-- Opening Marker --

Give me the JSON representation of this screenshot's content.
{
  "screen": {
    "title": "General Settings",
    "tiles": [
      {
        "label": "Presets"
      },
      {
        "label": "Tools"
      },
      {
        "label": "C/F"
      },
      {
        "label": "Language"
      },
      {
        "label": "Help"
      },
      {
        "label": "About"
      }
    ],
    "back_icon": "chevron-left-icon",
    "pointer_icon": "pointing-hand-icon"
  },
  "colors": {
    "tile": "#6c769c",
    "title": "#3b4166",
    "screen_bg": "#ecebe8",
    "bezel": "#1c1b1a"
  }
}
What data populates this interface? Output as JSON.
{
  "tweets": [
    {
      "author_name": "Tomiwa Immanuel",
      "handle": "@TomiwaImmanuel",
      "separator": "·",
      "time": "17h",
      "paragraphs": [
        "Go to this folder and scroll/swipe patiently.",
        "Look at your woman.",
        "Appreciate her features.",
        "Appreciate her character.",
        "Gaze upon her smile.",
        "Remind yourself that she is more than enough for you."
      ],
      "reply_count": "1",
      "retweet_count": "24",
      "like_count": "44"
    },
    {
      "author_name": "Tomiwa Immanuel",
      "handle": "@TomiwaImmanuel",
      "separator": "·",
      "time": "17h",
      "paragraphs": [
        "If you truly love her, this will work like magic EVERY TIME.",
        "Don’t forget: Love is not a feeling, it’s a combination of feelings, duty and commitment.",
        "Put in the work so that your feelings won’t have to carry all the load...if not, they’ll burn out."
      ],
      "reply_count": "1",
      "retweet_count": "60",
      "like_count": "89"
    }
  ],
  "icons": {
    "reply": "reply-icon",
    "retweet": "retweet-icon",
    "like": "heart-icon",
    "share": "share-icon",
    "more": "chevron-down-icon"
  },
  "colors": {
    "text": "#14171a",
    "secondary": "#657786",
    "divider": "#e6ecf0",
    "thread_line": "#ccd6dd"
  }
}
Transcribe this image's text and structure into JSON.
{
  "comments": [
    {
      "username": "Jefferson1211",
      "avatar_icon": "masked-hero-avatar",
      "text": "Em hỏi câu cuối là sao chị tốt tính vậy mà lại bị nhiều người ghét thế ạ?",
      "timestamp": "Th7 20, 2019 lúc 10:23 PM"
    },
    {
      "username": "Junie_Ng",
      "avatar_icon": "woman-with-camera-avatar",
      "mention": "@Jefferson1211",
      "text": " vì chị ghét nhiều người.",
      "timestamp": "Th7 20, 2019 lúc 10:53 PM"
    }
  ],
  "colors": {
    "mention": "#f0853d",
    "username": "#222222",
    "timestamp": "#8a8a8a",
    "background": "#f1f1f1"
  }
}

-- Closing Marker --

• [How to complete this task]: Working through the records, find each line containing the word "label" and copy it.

• [Output below]:
        "label": "Presets"
        "label": "Tools"
        "label": "C/F"
        "label": "Language"
        "label": "Help"
        "label": "About"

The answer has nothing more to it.